▸ **EXERCISE BRIEF**
Copy out every line holding the string "title" from the records below.

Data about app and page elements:

━━━━━━━━━━━━━━━━━━━━

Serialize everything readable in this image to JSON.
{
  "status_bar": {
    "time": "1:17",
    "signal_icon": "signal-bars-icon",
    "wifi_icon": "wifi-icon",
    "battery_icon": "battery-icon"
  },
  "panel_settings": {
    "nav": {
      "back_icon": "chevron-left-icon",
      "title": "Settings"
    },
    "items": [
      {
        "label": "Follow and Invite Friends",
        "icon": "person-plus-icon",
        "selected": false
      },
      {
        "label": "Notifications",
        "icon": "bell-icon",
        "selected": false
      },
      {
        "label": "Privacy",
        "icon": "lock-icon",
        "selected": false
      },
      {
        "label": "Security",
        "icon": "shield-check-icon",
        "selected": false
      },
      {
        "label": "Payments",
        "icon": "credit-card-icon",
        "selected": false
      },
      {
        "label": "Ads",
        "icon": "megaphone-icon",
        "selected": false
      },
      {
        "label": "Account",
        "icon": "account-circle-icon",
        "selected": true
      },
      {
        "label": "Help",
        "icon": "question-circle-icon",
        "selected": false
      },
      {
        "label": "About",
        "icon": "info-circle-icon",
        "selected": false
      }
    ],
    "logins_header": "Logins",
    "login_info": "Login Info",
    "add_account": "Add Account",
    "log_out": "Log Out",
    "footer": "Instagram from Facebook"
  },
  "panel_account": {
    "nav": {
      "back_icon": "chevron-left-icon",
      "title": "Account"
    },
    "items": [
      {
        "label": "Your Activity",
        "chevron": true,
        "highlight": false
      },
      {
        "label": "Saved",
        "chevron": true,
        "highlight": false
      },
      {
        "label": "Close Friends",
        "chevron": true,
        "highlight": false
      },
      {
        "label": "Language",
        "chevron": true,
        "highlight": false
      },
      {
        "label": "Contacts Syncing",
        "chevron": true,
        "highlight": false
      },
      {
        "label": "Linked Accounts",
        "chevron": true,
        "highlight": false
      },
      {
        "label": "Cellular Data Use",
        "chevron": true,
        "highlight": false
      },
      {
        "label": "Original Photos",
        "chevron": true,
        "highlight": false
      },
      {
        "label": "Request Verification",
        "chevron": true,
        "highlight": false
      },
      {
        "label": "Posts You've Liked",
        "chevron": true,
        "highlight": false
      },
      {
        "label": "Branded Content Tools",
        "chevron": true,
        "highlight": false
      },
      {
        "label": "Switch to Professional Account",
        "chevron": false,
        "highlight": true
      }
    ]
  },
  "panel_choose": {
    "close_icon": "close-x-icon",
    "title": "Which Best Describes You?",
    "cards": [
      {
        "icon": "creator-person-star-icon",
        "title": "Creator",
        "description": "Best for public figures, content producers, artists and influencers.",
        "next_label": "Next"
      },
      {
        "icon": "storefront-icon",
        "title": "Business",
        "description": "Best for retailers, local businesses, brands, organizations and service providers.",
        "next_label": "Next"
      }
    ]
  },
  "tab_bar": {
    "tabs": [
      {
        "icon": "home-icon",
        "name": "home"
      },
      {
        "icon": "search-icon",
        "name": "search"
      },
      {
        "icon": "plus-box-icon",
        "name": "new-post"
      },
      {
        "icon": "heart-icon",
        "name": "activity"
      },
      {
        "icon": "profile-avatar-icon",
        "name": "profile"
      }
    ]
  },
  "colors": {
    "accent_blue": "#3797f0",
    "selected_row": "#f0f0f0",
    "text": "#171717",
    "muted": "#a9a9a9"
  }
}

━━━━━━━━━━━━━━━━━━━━

▸ **EXERCISE RESULT**
      "title": "Settings"
      "title": "Account"
    "title": "Which Best Describes You?",
        "title": "Creator",
        "title": "Business",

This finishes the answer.